→ **TASK GOAL**:
From the records below, copy out each line that has the word "show".

→ **PROVIDED DATA**:
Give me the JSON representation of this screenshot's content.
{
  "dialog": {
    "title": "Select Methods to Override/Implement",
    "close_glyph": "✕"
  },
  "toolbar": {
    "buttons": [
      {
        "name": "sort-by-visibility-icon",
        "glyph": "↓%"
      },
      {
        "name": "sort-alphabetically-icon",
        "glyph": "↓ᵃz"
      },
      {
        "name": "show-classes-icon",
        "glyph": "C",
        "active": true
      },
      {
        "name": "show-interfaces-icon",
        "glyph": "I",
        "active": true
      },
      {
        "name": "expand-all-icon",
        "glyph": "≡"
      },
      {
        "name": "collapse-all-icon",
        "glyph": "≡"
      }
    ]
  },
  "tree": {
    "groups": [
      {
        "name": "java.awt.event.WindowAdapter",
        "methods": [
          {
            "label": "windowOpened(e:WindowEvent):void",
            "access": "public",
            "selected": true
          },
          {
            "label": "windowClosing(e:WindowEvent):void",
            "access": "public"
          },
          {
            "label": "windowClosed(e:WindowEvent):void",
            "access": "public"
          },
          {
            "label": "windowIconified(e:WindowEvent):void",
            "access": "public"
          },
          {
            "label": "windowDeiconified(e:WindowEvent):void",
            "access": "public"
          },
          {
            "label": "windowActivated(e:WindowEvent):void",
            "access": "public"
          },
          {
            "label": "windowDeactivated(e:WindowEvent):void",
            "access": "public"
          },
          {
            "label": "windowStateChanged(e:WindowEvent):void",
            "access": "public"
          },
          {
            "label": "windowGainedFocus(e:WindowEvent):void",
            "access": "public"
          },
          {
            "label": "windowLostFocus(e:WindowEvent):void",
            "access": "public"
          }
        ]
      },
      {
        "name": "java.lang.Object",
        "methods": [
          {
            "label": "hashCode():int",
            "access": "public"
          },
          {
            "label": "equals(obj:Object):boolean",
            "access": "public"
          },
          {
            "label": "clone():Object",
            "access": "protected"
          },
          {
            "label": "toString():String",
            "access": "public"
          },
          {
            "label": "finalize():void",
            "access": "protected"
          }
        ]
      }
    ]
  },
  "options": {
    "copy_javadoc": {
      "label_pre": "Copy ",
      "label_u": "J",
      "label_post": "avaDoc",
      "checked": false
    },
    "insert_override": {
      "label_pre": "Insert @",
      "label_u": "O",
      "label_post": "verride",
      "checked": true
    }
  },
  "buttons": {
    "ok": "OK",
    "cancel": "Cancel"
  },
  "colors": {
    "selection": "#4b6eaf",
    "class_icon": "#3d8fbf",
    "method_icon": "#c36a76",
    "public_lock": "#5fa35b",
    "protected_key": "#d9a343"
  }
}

→ **RESPONSE FOR THIS EXERCISE**:
        "name": "show-classes-icon",
        "name": "show-interfaces-icon",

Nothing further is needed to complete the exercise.